- **How to complete this task**
Copy all the lines below without altering anything.

- **Data listing**
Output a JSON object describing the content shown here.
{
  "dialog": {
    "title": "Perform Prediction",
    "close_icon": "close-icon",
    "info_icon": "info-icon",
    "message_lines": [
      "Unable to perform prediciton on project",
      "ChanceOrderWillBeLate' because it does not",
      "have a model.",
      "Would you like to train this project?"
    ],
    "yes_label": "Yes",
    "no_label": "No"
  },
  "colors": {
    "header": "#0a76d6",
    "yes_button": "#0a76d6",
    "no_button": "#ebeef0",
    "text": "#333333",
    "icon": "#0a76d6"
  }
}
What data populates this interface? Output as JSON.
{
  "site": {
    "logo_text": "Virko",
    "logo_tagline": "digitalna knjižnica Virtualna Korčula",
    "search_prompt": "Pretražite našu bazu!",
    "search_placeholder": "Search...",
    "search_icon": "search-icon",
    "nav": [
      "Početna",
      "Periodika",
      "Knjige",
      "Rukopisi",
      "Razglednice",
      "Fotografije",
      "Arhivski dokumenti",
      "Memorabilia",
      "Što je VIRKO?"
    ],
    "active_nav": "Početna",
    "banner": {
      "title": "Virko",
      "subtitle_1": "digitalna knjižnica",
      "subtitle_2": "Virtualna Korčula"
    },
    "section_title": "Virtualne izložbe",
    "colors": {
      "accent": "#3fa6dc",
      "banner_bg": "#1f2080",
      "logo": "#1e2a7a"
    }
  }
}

- **Response area**
Output a JSON object describing the content shown here.
{
  "dialog": {
    "title": "Perform Prediction",
    "close_icon": "close-icon",
    "info_icon": "info-icon",
    "message_lines": [
      "Unable to perform prediciton on project",
      "ChanceOrderWillBeLate' because it does not",
      "have a model.",
      "Would you like to train this project?"
    ],
    "yes_label": "Yes",
    "no_label": "No"
  },
  "colors": {
    "header": "#0a76d6",
    "yes_button": "#0a76d6",
    "no_button": "#ebeef0",
    "text": "#333333",
    "icon": "#0a76d6"
  }
}
What data populates this interface? Output as JSON.
{
  "site": {
    "logo_text": "Virko",
    "logo_tagline": "digitalna knjižnica Virtualna Korčula",
    "search_prompt": "Pretražite našu bazu!",
    "search_placeholder": "Search...",
    "search_icon": "search-icon",
    "nav": [
      "Početna",
      "Periodika",
      "Knjige",
      "Rukopisi",
      "Razglednice",
      "Fotografije",
      "Arhivski dokumenti",
      "Memorabilia",
      "Što je VIRKO?"
    ],
    "active_nav": "Početna",
    "banner": {
      "title": "Virko",
      "subtitle_1": "digitalna knjižnica",
      "subtitle_2": "Virtualna Korčula"
    },
    "section_title": "Virtualne izložbe",
    "colors": {
      "accent": "#3fa6dc",
      "banner_bg": "#1f2080",
      "logo": "#1e2a7a"
    }
  }
}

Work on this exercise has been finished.